“It is possible that we might actually win the battle of words but lose the battle of images. And losing that battle could well cost us this generation” (21). It’s very cliché when we hear people say, “It’s the same Gospel but different methods.” Dyrness seems very concerned because while we believe the methods should change in how we do things, we often resolve to the old ways. How often have we heard or used the phrase, “back in my day?” Such phrase or thinking creates a wedge between the former and existing generations.
The purpose of this book also “bring questions of visual arts and theology into dialogue with worship.” Back in “your day” or “my day” (as we say), we would read scriptures and create imagery of Christ based on the readings. Now we’re able to create visuals to help the “new church” see and/or experience the full humanity of Christ. St. Francis of Assisi tells us to “Preach the Gospel at all times and when necessary use words.”
“But what does it really mean to speak of worship that is biblical” (138). Worship doesn’t have to be carved with bible verses for it to be biblical and we don’t have to reduce our worship of God or spirituality to reach people. However, the visual arts help to bring the gospel to life. My church uses lots of visuals every weekend because we realize that everyone engages God differently. This book although not comprehensive, allows us to consider the totality of worship. The arts in worship invite us to respond by taking ownership of our imagination and engage God personally. While the arts may look beautiful to the eyes, it’s purpose is much greater. Think about the nativity scene at Christmas that tells the story of the birth of Jesus. Regardless of our denominational influences, that nativity scene helps us to see a swaddled child in a manger in the midst of animals and while there’s a mystery of the birth, we look forward to this imagery each year because it forms part of the foundation of our Christian faith.
There’s no doubt of the unexamined carry-over from the Reformation as images in churches were destroyed because of its apparent association with the corruption of the ecclesial order. As a result, some Protestant Christians remain reluctant to use images in worship. Some sanctuaries showcase the image of a cross, the bible on an altar or pulpit…we never escape those images. Walk into a Roman Catholic Church and you’ll also see Jesus and the Virgin Mary framed on a wall. While we see restraints of some churches in using visuals in worship, it is evident that it’s a necessity because the media has trained our eyes to always need a visual to connect with the truth.

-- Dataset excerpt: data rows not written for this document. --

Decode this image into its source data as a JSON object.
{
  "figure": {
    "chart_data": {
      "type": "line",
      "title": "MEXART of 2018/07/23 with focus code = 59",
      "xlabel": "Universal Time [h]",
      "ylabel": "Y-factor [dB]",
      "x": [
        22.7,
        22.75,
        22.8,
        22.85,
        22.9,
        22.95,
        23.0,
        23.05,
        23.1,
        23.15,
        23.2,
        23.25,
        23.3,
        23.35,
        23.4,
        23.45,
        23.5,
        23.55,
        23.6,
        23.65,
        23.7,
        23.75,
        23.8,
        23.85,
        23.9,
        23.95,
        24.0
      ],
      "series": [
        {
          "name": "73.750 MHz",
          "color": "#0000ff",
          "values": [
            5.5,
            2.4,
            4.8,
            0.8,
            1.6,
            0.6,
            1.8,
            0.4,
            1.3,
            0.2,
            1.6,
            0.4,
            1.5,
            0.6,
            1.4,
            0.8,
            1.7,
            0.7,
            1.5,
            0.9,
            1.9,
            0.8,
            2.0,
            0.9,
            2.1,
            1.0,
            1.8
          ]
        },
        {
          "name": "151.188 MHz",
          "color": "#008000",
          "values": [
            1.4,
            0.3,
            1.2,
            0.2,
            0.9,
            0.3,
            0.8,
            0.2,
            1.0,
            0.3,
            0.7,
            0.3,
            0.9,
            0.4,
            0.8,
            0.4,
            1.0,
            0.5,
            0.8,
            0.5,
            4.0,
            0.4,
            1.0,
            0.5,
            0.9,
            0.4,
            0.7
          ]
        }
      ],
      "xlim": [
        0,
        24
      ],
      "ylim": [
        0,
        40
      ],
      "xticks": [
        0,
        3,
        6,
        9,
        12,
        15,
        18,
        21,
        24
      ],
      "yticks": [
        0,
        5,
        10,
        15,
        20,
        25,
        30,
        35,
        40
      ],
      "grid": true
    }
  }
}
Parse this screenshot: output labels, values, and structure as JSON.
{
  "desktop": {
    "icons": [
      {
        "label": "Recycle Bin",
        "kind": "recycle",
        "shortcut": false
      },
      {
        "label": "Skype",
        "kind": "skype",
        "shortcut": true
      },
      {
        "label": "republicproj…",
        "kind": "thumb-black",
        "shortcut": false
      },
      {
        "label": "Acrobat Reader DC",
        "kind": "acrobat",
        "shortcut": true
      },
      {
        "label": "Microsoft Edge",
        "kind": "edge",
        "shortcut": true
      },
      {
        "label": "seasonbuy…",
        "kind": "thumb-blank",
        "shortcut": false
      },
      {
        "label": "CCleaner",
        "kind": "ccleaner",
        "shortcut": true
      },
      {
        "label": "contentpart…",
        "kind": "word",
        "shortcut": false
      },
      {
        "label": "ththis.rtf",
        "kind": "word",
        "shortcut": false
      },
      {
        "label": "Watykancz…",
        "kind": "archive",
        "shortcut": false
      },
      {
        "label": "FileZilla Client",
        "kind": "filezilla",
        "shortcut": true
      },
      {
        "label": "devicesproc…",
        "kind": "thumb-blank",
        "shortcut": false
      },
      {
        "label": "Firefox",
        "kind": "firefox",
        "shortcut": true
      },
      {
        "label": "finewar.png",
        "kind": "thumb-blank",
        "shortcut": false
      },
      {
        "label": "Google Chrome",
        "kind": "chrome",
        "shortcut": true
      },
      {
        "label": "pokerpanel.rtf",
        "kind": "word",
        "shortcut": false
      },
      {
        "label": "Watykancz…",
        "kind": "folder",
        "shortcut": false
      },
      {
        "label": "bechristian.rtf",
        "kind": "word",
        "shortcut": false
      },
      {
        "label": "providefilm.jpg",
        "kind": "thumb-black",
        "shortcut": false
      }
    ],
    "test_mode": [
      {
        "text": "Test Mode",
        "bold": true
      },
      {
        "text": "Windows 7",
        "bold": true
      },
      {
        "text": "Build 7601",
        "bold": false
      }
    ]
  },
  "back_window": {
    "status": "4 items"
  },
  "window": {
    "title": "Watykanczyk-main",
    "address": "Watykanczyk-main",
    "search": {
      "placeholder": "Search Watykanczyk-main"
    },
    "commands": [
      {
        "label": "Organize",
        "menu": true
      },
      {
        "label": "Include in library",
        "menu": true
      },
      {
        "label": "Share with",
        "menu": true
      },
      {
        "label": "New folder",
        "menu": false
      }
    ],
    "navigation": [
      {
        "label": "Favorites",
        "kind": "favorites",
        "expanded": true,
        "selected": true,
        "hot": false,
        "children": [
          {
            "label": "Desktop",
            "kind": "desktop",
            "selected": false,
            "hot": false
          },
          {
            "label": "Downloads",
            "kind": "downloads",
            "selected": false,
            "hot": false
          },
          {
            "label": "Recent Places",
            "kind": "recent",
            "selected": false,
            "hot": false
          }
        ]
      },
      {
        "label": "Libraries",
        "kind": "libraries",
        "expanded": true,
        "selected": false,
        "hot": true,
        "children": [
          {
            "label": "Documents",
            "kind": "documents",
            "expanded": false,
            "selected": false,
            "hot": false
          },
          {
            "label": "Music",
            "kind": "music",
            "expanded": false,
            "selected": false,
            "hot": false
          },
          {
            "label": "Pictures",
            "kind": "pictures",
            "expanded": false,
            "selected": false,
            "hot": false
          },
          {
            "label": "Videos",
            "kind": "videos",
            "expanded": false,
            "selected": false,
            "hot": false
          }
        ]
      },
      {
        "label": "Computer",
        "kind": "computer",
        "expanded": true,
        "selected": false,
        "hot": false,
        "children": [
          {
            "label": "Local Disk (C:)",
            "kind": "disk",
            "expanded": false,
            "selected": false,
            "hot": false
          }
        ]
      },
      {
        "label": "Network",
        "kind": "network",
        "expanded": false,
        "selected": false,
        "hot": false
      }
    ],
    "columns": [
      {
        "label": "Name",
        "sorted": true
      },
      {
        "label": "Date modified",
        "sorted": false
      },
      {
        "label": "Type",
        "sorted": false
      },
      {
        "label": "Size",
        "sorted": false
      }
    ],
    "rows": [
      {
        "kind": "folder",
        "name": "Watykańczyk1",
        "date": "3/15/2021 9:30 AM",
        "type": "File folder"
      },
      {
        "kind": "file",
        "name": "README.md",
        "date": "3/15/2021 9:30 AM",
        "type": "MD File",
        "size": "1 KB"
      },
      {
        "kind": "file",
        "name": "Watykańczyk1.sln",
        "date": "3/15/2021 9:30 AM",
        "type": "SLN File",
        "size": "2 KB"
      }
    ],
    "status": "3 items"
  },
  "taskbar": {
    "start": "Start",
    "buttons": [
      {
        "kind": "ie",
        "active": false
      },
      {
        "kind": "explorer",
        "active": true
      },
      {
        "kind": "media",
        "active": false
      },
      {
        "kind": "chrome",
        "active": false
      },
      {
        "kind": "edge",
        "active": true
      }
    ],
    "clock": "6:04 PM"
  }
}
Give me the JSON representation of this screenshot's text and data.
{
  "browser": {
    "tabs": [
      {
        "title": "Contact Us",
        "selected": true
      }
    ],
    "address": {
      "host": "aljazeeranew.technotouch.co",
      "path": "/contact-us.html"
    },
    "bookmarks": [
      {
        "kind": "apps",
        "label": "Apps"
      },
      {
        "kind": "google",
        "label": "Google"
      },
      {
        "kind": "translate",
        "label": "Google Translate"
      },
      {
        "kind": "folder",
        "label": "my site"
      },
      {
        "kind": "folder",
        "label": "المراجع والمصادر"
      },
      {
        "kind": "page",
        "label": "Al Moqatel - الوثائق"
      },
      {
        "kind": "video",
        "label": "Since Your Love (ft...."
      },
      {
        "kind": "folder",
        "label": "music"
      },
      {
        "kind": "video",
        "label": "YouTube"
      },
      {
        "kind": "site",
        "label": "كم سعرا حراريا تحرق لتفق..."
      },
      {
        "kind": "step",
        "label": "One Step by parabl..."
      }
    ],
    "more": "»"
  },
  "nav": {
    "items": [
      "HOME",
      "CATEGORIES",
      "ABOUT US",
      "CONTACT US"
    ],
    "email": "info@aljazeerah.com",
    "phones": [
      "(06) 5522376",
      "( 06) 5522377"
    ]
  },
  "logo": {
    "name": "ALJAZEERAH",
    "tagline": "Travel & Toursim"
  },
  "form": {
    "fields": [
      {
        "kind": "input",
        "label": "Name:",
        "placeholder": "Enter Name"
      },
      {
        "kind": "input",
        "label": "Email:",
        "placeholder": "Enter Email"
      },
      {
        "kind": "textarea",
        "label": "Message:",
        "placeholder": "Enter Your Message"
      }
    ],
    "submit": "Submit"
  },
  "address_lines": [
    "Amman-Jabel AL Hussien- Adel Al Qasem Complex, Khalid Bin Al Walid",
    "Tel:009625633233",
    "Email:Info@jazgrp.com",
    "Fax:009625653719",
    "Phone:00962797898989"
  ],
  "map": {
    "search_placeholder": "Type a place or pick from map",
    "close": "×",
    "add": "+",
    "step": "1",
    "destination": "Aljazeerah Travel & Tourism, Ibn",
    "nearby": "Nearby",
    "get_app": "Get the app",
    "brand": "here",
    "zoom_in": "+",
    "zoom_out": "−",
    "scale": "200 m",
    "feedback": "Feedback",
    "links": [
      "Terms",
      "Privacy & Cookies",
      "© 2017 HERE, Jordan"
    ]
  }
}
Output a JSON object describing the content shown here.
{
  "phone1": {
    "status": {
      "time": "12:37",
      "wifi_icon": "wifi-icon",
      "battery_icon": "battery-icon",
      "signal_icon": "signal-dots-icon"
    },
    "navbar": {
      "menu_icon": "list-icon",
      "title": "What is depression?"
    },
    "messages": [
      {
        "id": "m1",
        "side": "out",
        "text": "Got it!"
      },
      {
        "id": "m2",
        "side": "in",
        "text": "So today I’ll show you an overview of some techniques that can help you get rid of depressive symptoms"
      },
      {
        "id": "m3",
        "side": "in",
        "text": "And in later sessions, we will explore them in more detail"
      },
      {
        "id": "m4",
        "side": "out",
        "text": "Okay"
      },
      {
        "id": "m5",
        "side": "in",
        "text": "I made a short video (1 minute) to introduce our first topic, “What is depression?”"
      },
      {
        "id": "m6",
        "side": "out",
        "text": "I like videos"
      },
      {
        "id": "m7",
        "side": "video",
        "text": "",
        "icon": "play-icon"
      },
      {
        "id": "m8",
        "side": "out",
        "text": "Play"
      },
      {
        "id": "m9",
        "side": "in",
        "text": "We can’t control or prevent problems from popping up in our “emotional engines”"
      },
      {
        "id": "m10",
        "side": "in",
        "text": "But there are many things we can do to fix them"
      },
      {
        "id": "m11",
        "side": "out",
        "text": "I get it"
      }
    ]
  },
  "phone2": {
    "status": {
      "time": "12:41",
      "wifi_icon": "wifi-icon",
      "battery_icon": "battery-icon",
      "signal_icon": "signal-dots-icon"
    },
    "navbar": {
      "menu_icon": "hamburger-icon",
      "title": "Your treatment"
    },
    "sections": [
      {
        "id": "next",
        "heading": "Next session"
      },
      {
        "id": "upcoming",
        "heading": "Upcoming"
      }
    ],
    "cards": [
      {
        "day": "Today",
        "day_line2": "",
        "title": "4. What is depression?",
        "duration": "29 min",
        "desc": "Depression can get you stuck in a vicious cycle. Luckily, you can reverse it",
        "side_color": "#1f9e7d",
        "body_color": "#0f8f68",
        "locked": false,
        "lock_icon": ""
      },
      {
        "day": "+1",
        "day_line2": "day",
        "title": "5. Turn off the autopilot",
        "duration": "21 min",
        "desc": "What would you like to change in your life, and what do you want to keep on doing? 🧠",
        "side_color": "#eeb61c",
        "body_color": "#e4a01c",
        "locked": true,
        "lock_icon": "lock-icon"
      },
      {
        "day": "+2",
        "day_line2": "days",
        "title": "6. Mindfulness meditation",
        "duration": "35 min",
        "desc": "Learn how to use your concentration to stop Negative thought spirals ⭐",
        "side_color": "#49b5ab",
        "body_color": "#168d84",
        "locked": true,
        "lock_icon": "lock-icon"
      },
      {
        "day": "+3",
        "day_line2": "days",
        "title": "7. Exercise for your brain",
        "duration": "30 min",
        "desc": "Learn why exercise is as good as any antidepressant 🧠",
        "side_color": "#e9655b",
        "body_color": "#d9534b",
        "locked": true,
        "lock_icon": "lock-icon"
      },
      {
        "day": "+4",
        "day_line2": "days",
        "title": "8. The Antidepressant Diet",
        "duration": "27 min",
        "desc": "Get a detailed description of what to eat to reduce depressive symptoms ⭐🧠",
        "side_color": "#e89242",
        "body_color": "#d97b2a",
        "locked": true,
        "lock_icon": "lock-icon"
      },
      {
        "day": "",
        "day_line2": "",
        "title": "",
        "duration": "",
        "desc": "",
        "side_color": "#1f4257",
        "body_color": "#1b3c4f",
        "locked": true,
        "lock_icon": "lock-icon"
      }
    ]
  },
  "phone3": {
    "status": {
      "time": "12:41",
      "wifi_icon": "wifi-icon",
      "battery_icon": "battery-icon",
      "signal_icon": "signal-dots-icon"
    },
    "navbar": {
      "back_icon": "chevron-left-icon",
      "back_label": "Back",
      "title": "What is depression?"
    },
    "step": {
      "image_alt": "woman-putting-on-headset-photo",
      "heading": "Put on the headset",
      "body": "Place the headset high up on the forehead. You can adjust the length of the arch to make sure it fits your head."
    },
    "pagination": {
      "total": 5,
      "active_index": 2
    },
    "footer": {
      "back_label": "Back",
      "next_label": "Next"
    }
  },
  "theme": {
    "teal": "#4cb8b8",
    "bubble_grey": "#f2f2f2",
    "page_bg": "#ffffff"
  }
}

While our culture often use images to entice us as consumers, images are a great way to invite us to become Kingdom Builders. Images enhance the spoken word and is an opportunity to help people experience/engage God personally through imagination. God often speaks to us through visual metaphors so this works in harmony in our worship. Dyrness’s greatest credit is the we invited to consider the historical context for the questions we face regarding the visual arts in today’s worship. Yes, this book is not comprehensive but it’s a helpful tool to consider.